Using new GNOME panels — Chapter 3 shows and describes the new layout of the default GNOME desktop. Instead of one bottom panel, the GNOME desktop now has thin top and bottom panels. Also, instead of a single red hat menu on the panel, applications are listed under Applications and Actions buttons on the top panel.
Running desktop tools — To keep you safe from having to use too many commands, GNOME and KDE continue to offer more graphical tools for doing common tasks.
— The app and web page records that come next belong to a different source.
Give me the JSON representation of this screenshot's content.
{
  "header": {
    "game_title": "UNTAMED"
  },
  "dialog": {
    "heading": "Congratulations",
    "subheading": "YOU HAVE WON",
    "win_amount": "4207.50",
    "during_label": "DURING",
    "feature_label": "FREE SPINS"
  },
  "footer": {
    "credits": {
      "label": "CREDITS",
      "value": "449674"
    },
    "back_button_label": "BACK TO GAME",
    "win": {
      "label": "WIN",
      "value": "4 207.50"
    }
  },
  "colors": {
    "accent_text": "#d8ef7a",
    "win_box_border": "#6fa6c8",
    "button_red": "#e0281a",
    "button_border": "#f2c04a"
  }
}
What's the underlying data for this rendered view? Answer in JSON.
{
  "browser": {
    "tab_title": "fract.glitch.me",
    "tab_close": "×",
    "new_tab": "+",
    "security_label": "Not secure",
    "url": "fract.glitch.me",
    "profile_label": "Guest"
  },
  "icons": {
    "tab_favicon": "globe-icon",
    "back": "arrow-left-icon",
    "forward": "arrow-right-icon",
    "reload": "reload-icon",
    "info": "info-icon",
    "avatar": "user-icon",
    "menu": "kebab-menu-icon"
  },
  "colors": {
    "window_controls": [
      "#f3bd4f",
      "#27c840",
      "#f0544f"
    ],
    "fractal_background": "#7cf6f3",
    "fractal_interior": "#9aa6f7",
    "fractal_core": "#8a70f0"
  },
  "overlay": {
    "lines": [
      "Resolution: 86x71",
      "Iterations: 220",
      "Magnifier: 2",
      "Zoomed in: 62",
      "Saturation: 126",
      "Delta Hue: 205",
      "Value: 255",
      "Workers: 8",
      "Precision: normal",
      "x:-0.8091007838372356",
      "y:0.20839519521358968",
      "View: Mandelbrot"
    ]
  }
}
An example of one such tool, described in Chapter 3, is the GNOME Network Tools window, which lets you graphically run ping, traceroute, DNS lookups, and other common networking procedures commonly done with shell commands.
Switching desktops — For those of you who are using KDE and would like to switch to GNOME (or vice versa), I’ve added to Chapter 3 a short description of the Desktop Switcher tool for changing which desktop environment or window manager you use.
Updating software — I’ve added a short description to Chapter 5 on how to get nightly automatic updates to your Fedora software packages using the yum service.
Running Windows applications with WINE — I’ve added a simplified procedure to use WINE to install a Windows application from that application’s CD (Chapter 5). WINE has improved tremendously in recent years. I describe where to get Fedora RPMs of WINE so you can try it out yourself.
Using Cedega for Windows gaming — I’ve expanded on descriptions of Linux gaming in Chapter 7. In particular, I’ve described the state of Windows gaming using Cedega (a WINE derivative formerly called WineX).
Using multimedia — Descriptions of the Rhythmbox music player were expanded, and the addition of the Helix Player was noted in Chapter 8.
Downloading digital images — I’ve described, in Chapter 8, how to download images from your digital camera using the new GNOME Volume Manager. I’ve also described how to use the gThumb image viewer (which launches automatically when you plug your camera into a USB slot) to view and manipulate images.
Burning CDs and DVDs — The K3b CD/DVD burning facility is an excellent tool for burning ISO images to CD or DVD and creating your own audio and data projects on CD or DVD. Chapter 8 provides an introduction to using K3b.
Browsing the Web with Firefox — Chapter 8 contains a description of the new, popular Firefox browser from the Mozilla projects.
E-mailing with Thunderbird — Chapter 8 also describes the new Thunderbird e-mail client, also from the Mozilla project.
Using wireless LANs — With many wireless LAN cards not supported with Linux drivers, I’ve added a section to Chapter 15 on using the ndiswrapper driver to let you use native Windows drivers for your wireless LAN cards, in Fedora.
Running a DNS server — For Fedora Core 3, the BIND DNS service (named daemon) was configured to run in a chrooted environment. Chapter 25 was updated to describe how the chrooted environment changes how you configure your own DNS server.
Using the 2.6 kernel — To the description of the 2.6 kernel in Chapter 27, I’ve added a description of how to get the kernel source code that is used with Fedora Core 3. (It’s no longer available in the kernel-sources package, as it was in previous Fedora releases.)
Getting into rescue mode — I’ve added to Appendix A a description of how to make and use the Fedora rescue CD from an image contained on the DVD that comes with this book.
Besides new features just described, procedures throughout the book have been tested and corrected to match changes that have occurred to Fedora Core software in this version.